Task data:
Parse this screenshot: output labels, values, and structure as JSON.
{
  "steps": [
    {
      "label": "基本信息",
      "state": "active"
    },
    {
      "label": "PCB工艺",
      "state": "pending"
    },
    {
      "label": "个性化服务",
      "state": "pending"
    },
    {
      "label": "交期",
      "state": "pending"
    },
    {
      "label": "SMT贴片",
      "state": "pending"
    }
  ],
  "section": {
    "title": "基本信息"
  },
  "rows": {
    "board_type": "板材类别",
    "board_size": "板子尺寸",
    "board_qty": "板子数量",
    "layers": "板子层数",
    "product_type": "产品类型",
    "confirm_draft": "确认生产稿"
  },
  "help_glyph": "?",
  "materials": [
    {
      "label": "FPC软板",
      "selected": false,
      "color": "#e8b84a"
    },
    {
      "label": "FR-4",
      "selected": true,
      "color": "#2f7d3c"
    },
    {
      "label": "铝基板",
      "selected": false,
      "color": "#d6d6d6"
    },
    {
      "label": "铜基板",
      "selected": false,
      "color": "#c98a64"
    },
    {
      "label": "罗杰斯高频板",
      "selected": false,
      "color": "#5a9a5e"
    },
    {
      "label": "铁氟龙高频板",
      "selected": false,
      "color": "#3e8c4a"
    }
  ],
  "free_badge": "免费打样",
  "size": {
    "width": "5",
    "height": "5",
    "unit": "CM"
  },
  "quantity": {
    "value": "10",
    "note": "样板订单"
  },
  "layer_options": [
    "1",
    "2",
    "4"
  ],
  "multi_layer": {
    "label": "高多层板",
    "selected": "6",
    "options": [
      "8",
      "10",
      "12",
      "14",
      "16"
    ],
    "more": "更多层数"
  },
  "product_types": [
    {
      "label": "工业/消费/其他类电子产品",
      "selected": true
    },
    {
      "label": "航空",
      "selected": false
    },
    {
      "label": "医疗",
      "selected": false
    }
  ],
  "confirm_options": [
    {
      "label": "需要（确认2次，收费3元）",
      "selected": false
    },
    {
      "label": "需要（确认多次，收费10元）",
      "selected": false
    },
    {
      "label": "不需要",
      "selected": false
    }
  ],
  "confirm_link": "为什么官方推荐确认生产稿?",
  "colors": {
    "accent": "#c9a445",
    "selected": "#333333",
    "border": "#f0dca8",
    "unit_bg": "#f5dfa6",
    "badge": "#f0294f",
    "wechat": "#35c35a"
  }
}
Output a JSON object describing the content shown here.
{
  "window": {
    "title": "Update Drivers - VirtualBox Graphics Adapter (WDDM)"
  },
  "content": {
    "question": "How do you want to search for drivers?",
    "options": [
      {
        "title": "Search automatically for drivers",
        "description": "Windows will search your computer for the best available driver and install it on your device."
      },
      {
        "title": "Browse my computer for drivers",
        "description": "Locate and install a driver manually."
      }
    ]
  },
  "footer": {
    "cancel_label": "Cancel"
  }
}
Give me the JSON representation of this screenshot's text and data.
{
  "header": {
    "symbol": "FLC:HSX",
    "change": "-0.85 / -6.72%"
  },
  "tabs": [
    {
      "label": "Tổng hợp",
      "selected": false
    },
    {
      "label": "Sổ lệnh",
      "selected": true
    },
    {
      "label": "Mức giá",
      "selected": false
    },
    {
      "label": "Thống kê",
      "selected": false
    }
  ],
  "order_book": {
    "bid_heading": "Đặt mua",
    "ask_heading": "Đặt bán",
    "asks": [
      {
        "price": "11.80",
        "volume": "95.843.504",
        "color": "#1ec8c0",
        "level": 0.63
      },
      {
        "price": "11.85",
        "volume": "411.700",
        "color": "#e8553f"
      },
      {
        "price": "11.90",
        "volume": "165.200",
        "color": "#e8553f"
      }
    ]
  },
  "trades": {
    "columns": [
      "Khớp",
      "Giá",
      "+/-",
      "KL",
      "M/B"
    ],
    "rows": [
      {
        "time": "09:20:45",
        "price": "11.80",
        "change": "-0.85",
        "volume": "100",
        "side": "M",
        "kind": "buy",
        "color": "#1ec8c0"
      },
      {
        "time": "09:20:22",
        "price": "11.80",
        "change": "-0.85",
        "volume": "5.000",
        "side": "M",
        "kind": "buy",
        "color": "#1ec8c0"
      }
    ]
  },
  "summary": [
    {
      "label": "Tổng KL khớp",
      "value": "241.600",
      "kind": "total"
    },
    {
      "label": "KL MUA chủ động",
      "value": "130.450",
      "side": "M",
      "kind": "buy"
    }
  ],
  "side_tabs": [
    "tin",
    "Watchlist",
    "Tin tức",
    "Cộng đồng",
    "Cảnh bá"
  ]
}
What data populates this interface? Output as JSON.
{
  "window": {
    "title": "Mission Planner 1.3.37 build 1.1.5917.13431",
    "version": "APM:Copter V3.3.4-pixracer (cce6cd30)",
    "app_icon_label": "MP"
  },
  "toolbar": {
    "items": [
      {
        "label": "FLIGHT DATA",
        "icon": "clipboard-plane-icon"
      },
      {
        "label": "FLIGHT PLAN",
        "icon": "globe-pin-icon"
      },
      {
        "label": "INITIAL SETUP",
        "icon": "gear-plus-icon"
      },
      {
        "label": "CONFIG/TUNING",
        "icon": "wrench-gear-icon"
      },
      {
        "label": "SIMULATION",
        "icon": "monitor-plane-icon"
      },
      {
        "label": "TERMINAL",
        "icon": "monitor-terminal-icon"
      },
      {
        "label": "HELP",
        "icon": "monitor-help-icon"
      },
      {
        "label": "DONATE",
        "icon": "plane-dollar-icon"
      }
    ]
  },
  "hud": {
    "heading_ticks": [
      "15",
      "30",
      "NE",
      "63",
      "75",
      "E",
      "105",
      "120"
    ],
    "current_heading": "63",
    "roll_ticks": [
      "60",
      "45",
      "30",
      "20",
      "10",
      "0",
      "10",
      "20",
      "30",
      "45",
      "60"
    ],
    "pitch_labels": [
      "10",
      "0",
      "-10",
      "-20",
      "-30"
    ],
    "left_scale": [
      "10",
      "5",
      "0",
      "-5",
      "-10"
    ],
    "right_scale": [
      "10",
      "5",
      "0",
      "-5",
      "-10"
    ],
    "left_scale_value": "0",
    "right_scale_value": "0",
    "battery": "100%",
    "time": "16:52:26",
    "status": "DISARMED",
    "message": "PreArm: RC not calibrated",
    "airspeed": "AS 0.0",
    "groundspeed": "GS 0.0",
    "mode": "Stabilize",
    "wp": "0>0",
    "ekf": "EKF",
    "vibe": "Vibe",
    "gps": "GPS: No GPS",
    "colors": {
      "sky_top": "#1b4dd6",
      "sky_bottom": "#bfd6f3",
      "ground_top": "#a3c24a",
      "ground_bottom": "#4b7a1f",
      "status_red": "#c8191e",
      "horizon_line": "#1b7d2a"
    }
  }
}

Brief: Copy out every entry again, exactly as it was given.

Answer for this exercise:
Parse this screenshot: output labels, values, and structure as JSON.
{
  "steps": [
    {
      "label": "基本信息",
      "state": "active"
    },
    {
      "label": "PCB工艺",
      "state": "pending"
    },
    {
      "label": "个性化服务",
      "state": "pending"
    },
    {
      "label": "交期",
      "state": "pending"
    },
    {
      "label": "SMT贴片",
      "state": "pending"
    }
  ],
  "section": {
    "title": "基本信息"
  },
  "rows": {
    "board_type": "板材类别",
    "board_size": "板子尺寸",
    "board_qty": "板子数量",
    "layers": "板子层数",
    "product_type": "产品类型",
    "confirm_draft": "确认生产稿"
  },
  "help_glyph": "?",
  "materials": [
    {
      "label": "FPC软板",
      "selected": false,
      "color": "#e8b84a"
    },
    {
      "label": "FR-4",
      "selected": true,
      "color": "#2f7d3c"
    },
    {
      "label": "铝基板",
      "selected": false,
      "color": "#d6d6d6"
    },
    {
      "label": "铜基板",
      "selected": false,
      "color": "#c98a64"
    },
    {
      "label": "罗杰斯高频板",
      "selected": false,
      "color": "#5a9a5e"
    },
    {
      "label": "铁氟龙高频板",
      "selected": false,
      "color": "#3e8c4a"
    }
  ],
  "free_badge": "免费打样",
  "size": {
    "width": "5",
    "height": "5",
    "unit": "CM"
  },
  "quantity": {
    "value": "10",
    "note": "样板订单"
  },
  "layer_options": [
    "1",
    "2",
    "4"
  ],
  "multi_layer": {
    "label": "高多层板",
    "selected": "6",
    "options": [
      "8",
      "10",
      "12",
      "14",
      "16"
    ],
    "more": "更多层数"
  },
  "product_types": [
    {
      "label": "工业/消费/其他类电子产品",
      "selected": true
    },
    {
      "label": "航空",
      "selected": false
    },
    {
      "label": "医疗",
      "selected": false
    }
  ],
  "confirm_options": [
    {
      "label": "需要（确认2次，收费3元）",
      "selected": false
    },
    {
      "label": "需要（确认多次，收费10元）",
      "selected": false
    },
    {
      "label": "不需要",
      "selected": false
    }
  ],
  "confirm_link": "为什么官方推荐确认生产稿?",
  "colors": {
    "accent": "#c9a445",
    "selected": "#333333",
    "border": "#f0dca8",
    "unit_bg": "#f5dfa6",
    "badge": "#f0294f",
    "wechat": "#35c35a"
  }
}
Output a JSON object describing the content shown here.
{
  "window": {
    "title": "Update Drivers - VirtualBox Graphics Adapter (WDDM)"
  },
  "content": {
    "question": "How do you want to search for drivers?",
    "options": [
      {
        "title": "Search automatically for drivers",
        "description": "Windows will search your computer for the best available driver and install it on your device."
      },
      {
        "title": "Browse my computer for drivers",
        "description": "Locate and install a driver manually."
      }
    ]
  },
  "footer": {
    "cancel_label": "Cancel"
  }
}
Give me the JSON representation of this screenshot's text and data.
{
  "header": {
    "symbol": "FLC:HSX",
    "change": "-0.85 / -6.72%"
  },
  "tabs": [
    {
      "label": "Tổng hợp",
      "selected": false
    },
    {
      "label": "Sổ lệnh",
      "selected": true
    },
    {
      "label": "Mức giá",
      "selected": false
    },
    {
      "label": "Thống kê",
      "selected": false
    }
  ],
  "order_book": {
    "bid_heading": "Đặt mua",
    "ask_heading": "Đặt bán",
    "asks": [
      {
        "price": "11.80",
        "volume": "95.843.504",
        "color": "#1ec8c0",
        "level": 0.63
      },
      {
        "price": "11.85",
        "volume": "411.700",
        "color": "#e8553f"
      },
      {
        "price": "11.90",
        "volume": "165.200",
        "color": "#e8553f"
      }
    ]
  },
  "trades": {
    "columns": [
      "Khớp",
      "Giá",
      "+/-",
      "KL",
      "M/B"
    ],
    "rows": [
      {
        "time": "09:20:45",
        "price": "11.80",
        "change": "-0.85",
        "volume": "100",
        "side": "M",
        "kind": "buy",
        "color": "#1ec8c0"
      },
      {
        "time": "09:20:22",
        "price": "11.80",
        "change": "-0.85",
        "volume": "5.000",
        "side": "M",
        "kind": "buy",
        "color": "#1ec8c0"
      }
    ]
  },
  "summary": [
    {
      "label": "Tổng KL khớp",
      "value": "241.600",
      "kind": "total"
    },
    {
      "label": "KL MUA chủ động",
      "value": "130.450",
      "side": "M",
      "kind": "buy"
    }
  ],
  "side_tabs": [
    "tin",
    "Watchlist",
    "Tin tức",
    "Cộng đồng",
    "Cảnh bá"
  ]
}
What data populates this interface? Output as JSON.
{
  "window": {
    "title": "Mission Planner 1.3.37 build 1.1.5917.13431",
    "version": "APM:Copter V3.3.4-pixracer (cce6cd30)",
    "app_icon_label": "MP"
  },
  "toolbar": {
    "items": [
      {
        "label": "FLIGHT DATA",
        "icon": "clipboard-plane-icon"
      },
      {
        "label": "FLIGHT PLAN",
        "icon": "globe-pin-icon"
      },
      {
        "label": "INITIAL SETUP",
        "icon": "gear-plus-icon"
      },
      {
        "label": "CONFIG/TUNING",
        "icon": "wrench-gear-icon"
      },
      {
        "label": "SIMULATION",
        "icon": "monitor-plane-icon"
      },
      {
        "label": "TERMINAL",
        "icon": "monitor-terminal-icon"
      },
      {
        "label": "HELP",
        "icon": "monitor-help-icon"
      },
      {
        "label": "DONATE",
        "icon": "plane-dollar-icon"
      }
    ]
  },
  "hud": {
    "heading_ticks": [
      "15",
      "30",
      "NE",
      "63",
      "75",
      "E",
      "105",
      "120"
    ],
    "current_heading": "63",
    "roll_ticks": [
      "60",
      "45",
      "30",
      "20",
      "10",
      "0",
      "10",
      "20",
      "30",
      "45",
      "60"
    ],
    "pitch_labels": [
      "10",
      "0",
      "-10",
      "-20",
      "-30"
    ],
    "left_scale": [
      "10",
      "5",
      "0",
      "-5",
      "-10"
    ],
    "right_scale": [
      "10",
      "5",
      "0",
      "-5",
      "-10"
    ],
    "left_scale_value": "0",
    "right_scale_value": "0",
    "battery": "100%",
    "time": "16:52:26",
    "status": "DISARMED",
    "message": "PreArm: RC not calibrated",
    "airspeed": "AS 0.0",
    "groundspeed": "GS 0.0",
    "mode": "Stabilize",
    "wp": "0>0",
    "ekf": "EKF",
    "vibe": "Vibe",
    "gps": "GPS: No GPS",
    "colors": {
      "sky_top": "#1b4dd6",
      "sky_bottom": "#bfd6f3",
      "ground_top": "#a3c24a",
      "ground_bottom": "#4b7a1f",
      "status_red": "#c8191e",
      "horizon_line": "#1b7d2a"
    }
  }
}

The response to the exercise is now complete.